Just like my 401k
We interrupt our regularly scheduled aviation programming to bring you…diving. Why? Because I have pictures from the Florida cave dive. Not nearly as much fun as flying but still a great sport. Similar to aviation, equipment must be in good working condition, training is required and there’s risk management. Few venues are as risky as cave diving. Not night diving on a shipwreck. Not search and recovery in near zero visibility which is plenty creepy when a freighter passes overhead. The water wasn’t nearly deep enough and we could only hear the engine but not see the screws. Ice diving? Only for those who have lost their minds after repeatedly freezing their brains.
Cave diving demands redundant systems and managing acceptable risk. The most important reason: No vertical egress. If you run out of air or have an emergency (embolism et. al.) you must return the long way and ascend no faster than one foot per second. A dive computer helps but a dive buddy is a safety requirement.

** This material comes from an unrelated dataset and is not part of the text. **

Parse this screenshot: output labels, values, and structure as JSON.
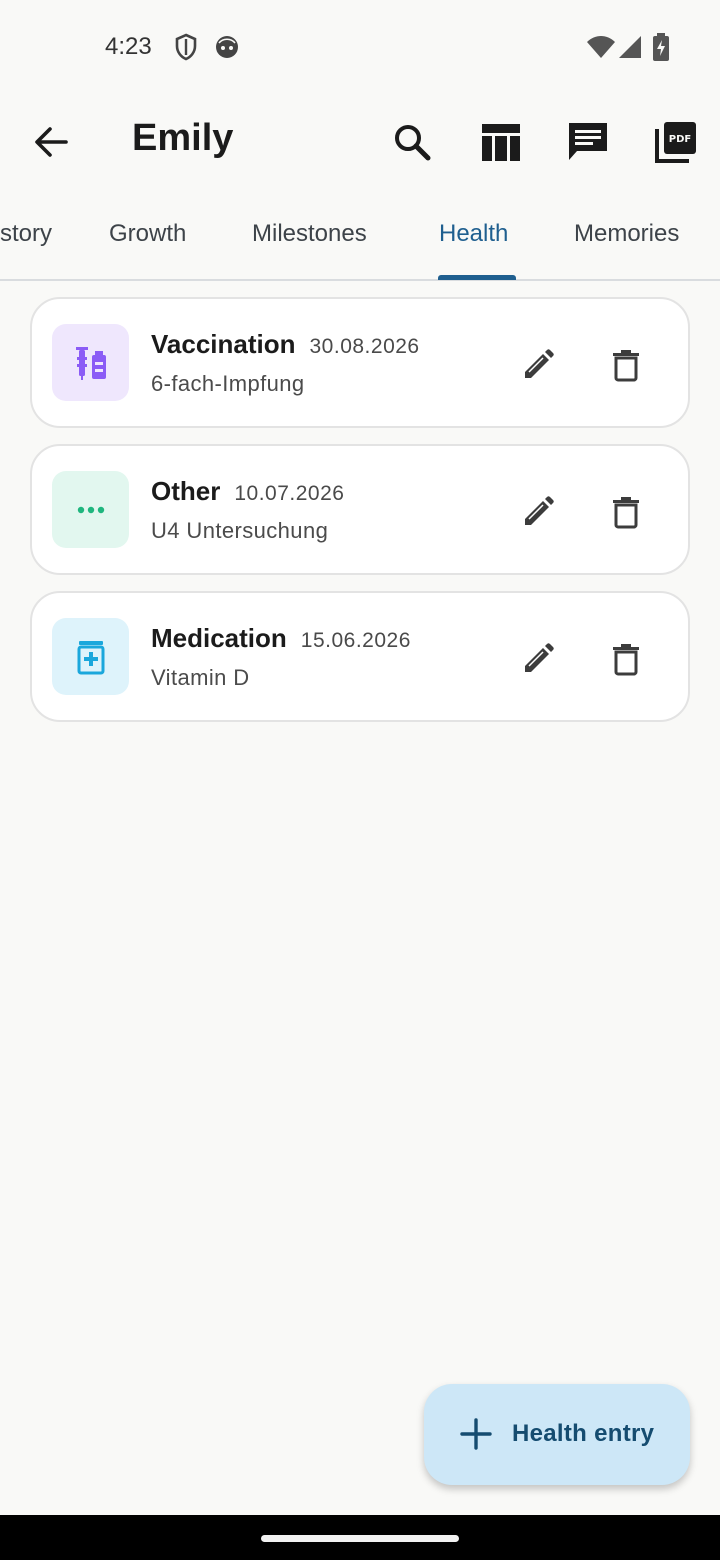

Another thing. Cave diving has plenty of challenge but there’s usually not much to see compared to ocean reefs and shipwrecks. The visibility is the best, so you can basically see nothing perfectly. The deepest I’ve tried was about 100 feet with none of it straight down. Did I tell you how dark it is without a dive light?
The sign behind me reads: “STOP – Prevent Your Death-Go No Further” The fine print below reads “There is nothing in this cave worth dying for”. Which is true. Longest time in an underwater cave does not produce a winner.
Flying and diving have something else in common: You can’t rationally explain why anyone should go up in a light airplane or down in an ocean. Below, my brother is ready to lead the way.
Not recommended if you don’t like confined spaces.